Benjamin, Israel Joseph. 1859 Eight Years in Asia and Africa from 1846 to 1855 (Hanover: self-published).
Bent, James Theodore. 1893 Early Voyages and Travels in the Levant: Dallam’s Travels and Dr. Covel’s Diary, (London: Hakluyt Society).
Bird, F. L. 1921 “Modern Persia and Its Capital.” The National Geographic Magazine, Vol. 34, No. 4, pp. 353-416.
Browne, Edward Grenville. 1893 A Year Amongst the Persians (London: A & C Black).
Burton, Richard. 1885 The Book of the Thousand Nights and a Night, Vol. 10 (London: Kama Shastra Society).
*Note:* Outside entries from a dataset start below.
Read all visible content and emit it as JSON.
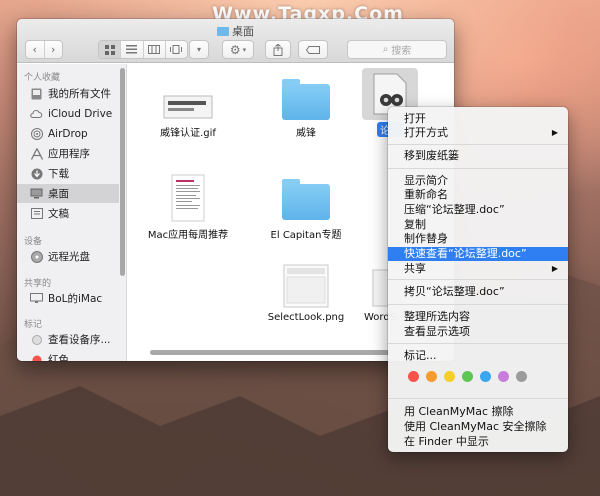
{
  "watermark": "Www.Tagxp.Com",
  "window": {
    "title": "桌面",
    "search_placeholder": "搜索"
  },
  "sidebar": {
    "sections": [
      {
        "title": "个人收藏",
        "items": [
          {
            "label": "我的所有文件",
            "icon": "all-files-icon"
          },
          {
            "label": "iCloud Drive",
            "icon": "cloud-icon"
          },
          {
            "label": "AirDrop",
            "icon": "airdrop-icon"
          },
          {
            "label": "应用程序",
            "icon": "applications-icon"
          },
          {
            "label": "下载",
            "icon": "download-icon"
          },
          {
            "label": "桌面",
            "icon": "desktop-icon",
            "selected": true
          },
          {
            "label": "文稿",
            "icon": "documents-icon"
          }
        ]
      },
      {
        "title": "设备",
        "items": [
          {
            "label": "远程光盘",
            "icon": "disc-icon"
          }
        ]
      },
      {
        "title": "共享的",
        "items": [
          {
            "label": "BoL的iMac",
            "icon": "imac-icon"
          }
        ]
      },
      {
        "title": "标记",
        "items": [
          {
            "label": "查看设备序...",
            "icon": "tag-icon"
          },
          {
            "label": "红色",
            "icon": "tag-icon"
          }
        ]
      }
    ]
  },
  "files": [
    {
      "name": "威锋认证.gif",
      "kind": "gif"
    },
    {
      "name": "威锋",
      "kind": "folder"
    },
    {
      "name": "论坛整理.doc",
      "kind": "doc",
      "truncated_label": "论坛"
    },
    {
      "name": "Mac应用每周推荐",
      "kind": "document"
    },
    {
      "name": "El Capitan专题",
      "kind": "folder"
    },
    {
      "name": "SelectLook.png",
      "kind": "png"
    },
    {
      "name": "WordS",
      "kind": "partial"
    }
  ],
  "context_menu": {
    "items": [
      "打开",
      "打开方式",
      "移到废纸篓",
      "显示简介",
      "重新命名",
      "压缩“论坛整理.doc”",
      "复制",
      "制作替身",
      "快速查看“论坛整理.doc”",
      "共享",
      "拷贝“论坛整理.doc”",
      "整理所选内容",
      "查看显示选项",
      "标记...",
      "用 CleanMyMac 擦除",
      "使用 CleanMyMac 安全擦除",
      "在 Finder 中显示"
    ],
    "tag_colors": [
      "#f5534b",
      "#f89b2e",
      "#f3cf2a",
      "#5ec653",
      "#3aa6f2",
      "#c77ddb",
      "#9b9b9b"
    ]
  }
}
van Dobben, Danielle J. 2008 Chapter 2 “Dancing Gender and Sexuality in the Ottoman Empire,” in Dancing Modernity: gender, sexuality and the state in the late Ottoman Empire and early Turkish Republic (University of Arizona).
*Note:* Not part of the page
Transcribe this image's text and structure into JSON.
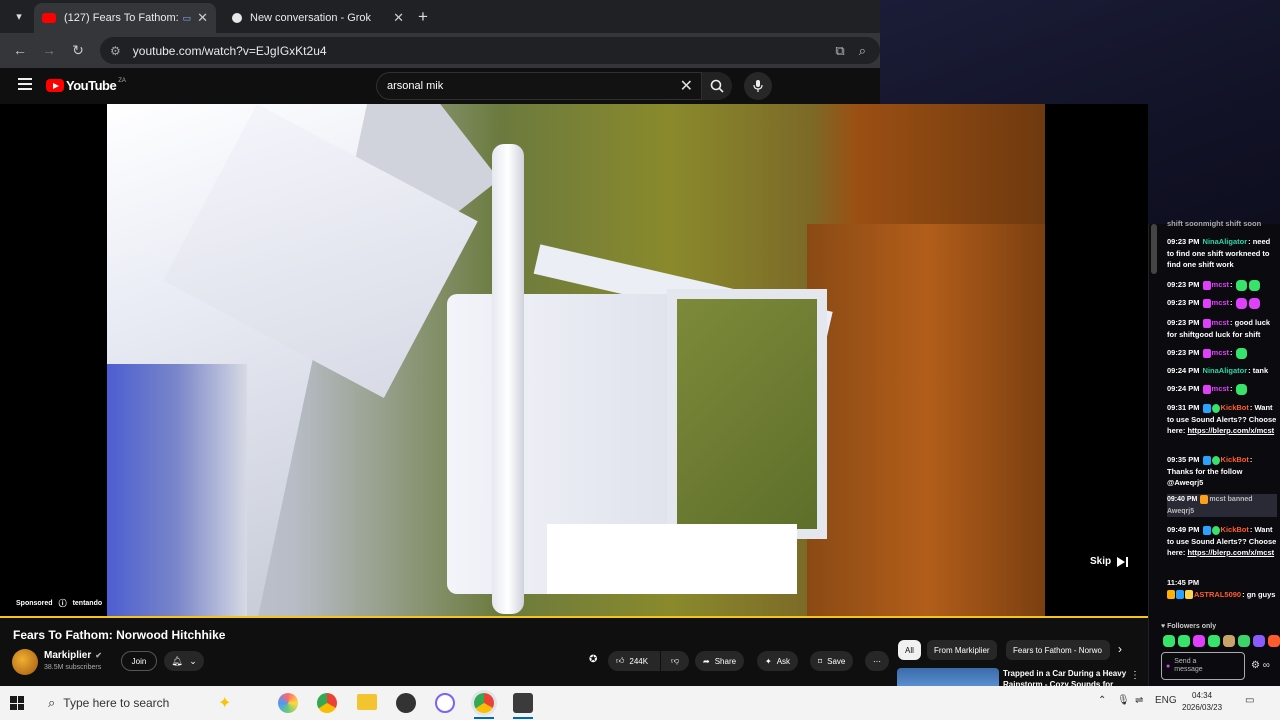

von Hammer-Purgstall, Joseph. 1834 Narrative of Travels in Europe, Asia, and Africa by Evliya Efendi, Vol. I (London: Oriental Translation Fund).
Heinicke, Alfred. 1916 “The Day of a Well-to-Do Persian.” Travel, Vol. 27, No. 4, pp. 30-33 (New York: Central and Hudson River Railroad Co.).
Irvine, William. 1878 “The Bangash Nawabs of Farrukhabad: a chronicle (1713-1857): Part I.” Journal of the Asiatic Society of Bengal, Vol. 47, pp. 259-383.
Karayanni, Stavros Stavrou. 2004 Chapter 2 “The Dance of Extravagant Pleasures: male performers of the Orient and the politics of the Imperial gaze,” in Dancing Fear and Desire: race, sexuality, and Imperial politics in Middle Eastern dance (Wilfrid Laurier Press).
Lane, Edward. 1860 An Account of the Manners and Customs of the Modern Egyptians, Written in Egypt during the years 1833, -34, and -35 (London: John Murray).
Layard, Henry Austen. 1887 Early Adventures in Persia, Susiana, and Babylonia, Vol. I (London: John Murray).
Loeb, Laurence. 1977 Outcaste: Jewish life in southern Iran (New York: Gordon and Breach).
de Nerval, Gérard [Gérard Labrunie]. 1851 Voyage en Orient, Vol. I (Paris: Charpentier).
Pahlen, Konstantin Konstantinovich. Mission to Turkestan: being the memoirs of Count K. K. Pahlen, 1908-1909, ed. Richard A. Pierce (Oxford University Press).
al-Saltana, Taj. 1993 Crowning anguish: memoirs of a Persian princess from the harem to modernity, 1884-1914, ed. Abbas Amanat (University of Michigan).
Schouker, M. 1905 “Israélites de Perse.” Bulletin Mensuel de l’Alliance Israélite Universelle, pp. 94-100.
Temple, Bernard. “The New Year in Persia.” The Jewish Chronicle, Sept. 30, 1910.
Vámbéry, Hermann. 1867 Meine Wanderungen und Erlebnisse in Persien (Pest: Gustav Heckenast).
Weston, Harold. 1921 “Persian Caravan Sketches: the land of the lion and the sun as seen on a summer caravan trip.” The National Geographic Magazine, Vol. 34, No. 4, pp. 417-468.
Wilson, Samuel Graham. 1896 Persia: western mission (Philadelphia: Presbytarian Board of Publication).
Wolff, Joseph. 1829 Missionary Journal and Memoir of the Rev. Joseph Wolff, missionary to the Jews, Vol. III (London: James Duncan).
Yeroushalmi, David. 2009 The Jews of Iran in the Nineteenth Century: aspects of history, community, and culture (Leiden: Brill).